I was supposed to post this last Friday, but I didn’t feel like it was appropriate, because sadly, my brother and his wife’s beloved dog passed away.  Milo, the loveliest-chocolate-lab I’ve ever known has gone up to doggie-heaven to be with all our past-dogs in our lives, including Mutt.  He was what I would call a gentle giant – big, cuddly and the most affectionate and kindest dog I’ve ever had the pleasure of getting to know.  The word “kind” may be a bit unusual to describe a dog, but if you knew him, you’d know what I meant.

On a lighter note, here’s little T’s loony dog… on screen.  As they would say:  sit back, relax and enjoy the “shortie”…

Doc from Little Steps on Vimeo.

(I did use some of the clips and photos twice, since I ran out of content to use)

This post is linked-up with PODcast’s #WhatsTheStory.

C is for Chase

Doc loves to play chase up on the headland.

This is where I take Doc out for his morning walks, up in the headland.  I’ve been wanting to take a photograph of this sea of wild flowers, but keep forgetting to take my camera with me.  Finally did.  Doc wasn’t supposed to be in the picture, but he saw me bend down and as I focused, he came bounding up to me with his tongue hanging out of his mouth.

This is doggie-heaven.

Linking up once again with PODcast’s Alphabet Photography Project.

Do check out the other photographs as well.

Doggie Heaven

We live in Doggie Heaven.  There is a headland nearby where dogs can go for long walks, jump around like loonies and try to chase rabbits.  St. Peter’s woods is also close, complete with a river where dogs can go for a swim, if not they could also get all wet, smelly and chase seagulls down in the harbour.

Our dog Mutly liked to chase them, the rabbits.  But he was never lucky and never got around to catching one.  As mentioned on this post, we used to laugh and say he was a big joke in Bunny land, where bunnies liked to gather around the fire and talk and make fun about what a slow-poke he was.  I bet he was a legend!

We used to have rescue dog named Lila.  She was a hunter.  She came bounding up to us one day with a poor rabbit in her mouth.  I was so shocked.  She turned out to be a disturbed dog, not because she liked to kill rabbits, but she just turned on us on a few occasions.  When it became too frightening, we decided to take her back.  I still feel guilty about that now, especially when I think about what they must have done to her.

And then there’s Doc, hope he grows up to be a lot like the Mutt, already he is looking a bit like him.  Since he was a rescued pup, they were never really sure what kind of breed he was.  They though that he was a collie x lurcher.  But seeing Doc now, my husband and I think Mutly was a Bedlington cross too.

Doc loves the headland.

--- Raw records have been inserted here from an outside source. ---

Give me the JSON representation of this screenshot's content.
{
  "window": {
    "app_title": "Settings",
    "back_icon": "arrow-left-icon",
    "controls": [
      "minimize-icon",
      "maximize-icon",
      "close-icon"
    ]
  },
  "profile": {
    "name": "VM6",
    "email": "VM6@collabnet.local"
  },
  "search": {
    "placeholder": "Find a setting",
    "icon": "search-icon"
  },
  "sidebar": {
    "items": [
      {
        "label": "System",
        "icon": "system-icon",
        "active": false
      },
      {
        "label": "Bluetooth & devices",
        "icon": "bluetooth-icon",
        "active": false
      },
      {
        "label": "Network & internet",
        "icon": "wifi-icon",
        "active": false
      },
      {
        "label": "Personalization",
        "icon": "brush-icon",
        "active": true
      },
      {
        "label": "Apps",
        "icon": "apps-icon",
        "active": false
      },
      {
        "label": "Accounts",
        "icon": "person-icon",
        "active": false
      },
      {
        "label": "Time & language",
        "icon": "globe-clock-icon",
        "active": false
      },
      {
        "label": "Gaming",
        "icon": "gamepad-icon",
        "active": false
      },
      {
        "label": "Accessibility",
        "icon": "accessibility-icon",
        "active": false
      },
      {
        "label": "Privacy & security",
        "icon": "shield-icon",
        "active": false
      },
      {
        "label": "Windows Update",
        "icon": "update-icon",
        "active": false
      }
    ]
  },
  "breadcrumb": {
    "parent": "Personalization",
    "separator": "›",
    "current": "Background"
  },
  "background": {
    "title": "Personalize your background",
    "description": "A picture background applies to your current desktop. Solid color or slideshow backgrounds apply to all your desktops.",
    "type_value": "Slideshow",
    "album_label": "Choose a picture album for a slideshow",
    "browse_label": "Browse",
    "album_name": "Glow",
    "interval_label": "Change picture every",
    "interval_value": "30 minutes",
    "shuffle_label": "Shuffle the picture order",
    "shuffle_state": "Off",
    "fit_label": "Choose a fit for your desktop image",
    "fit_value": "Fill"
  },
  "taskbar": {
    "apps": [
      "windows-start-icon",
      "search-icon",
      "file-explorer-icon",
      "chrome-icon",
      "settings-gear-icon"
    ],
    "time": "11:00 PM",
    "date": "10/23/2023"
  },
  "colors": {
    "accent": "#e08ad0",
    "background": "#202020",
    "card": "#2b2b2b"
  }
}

We don’t put him off the leash yet, the vet said only to do it when we’re confident that he’d answer to our call – hopefully that will happen soon.  I doubt if he’ll chase rabbits though.  I bet the bunnies will take one look at him and say “Oh no, not another Mutt!”  And they’ll go home and tell everyone that the Mutt has been reincarnated.  I wonder if rabbits believe in reincarnation? Do you?

This post is linked-up with Coombe Mill’s Country Kids.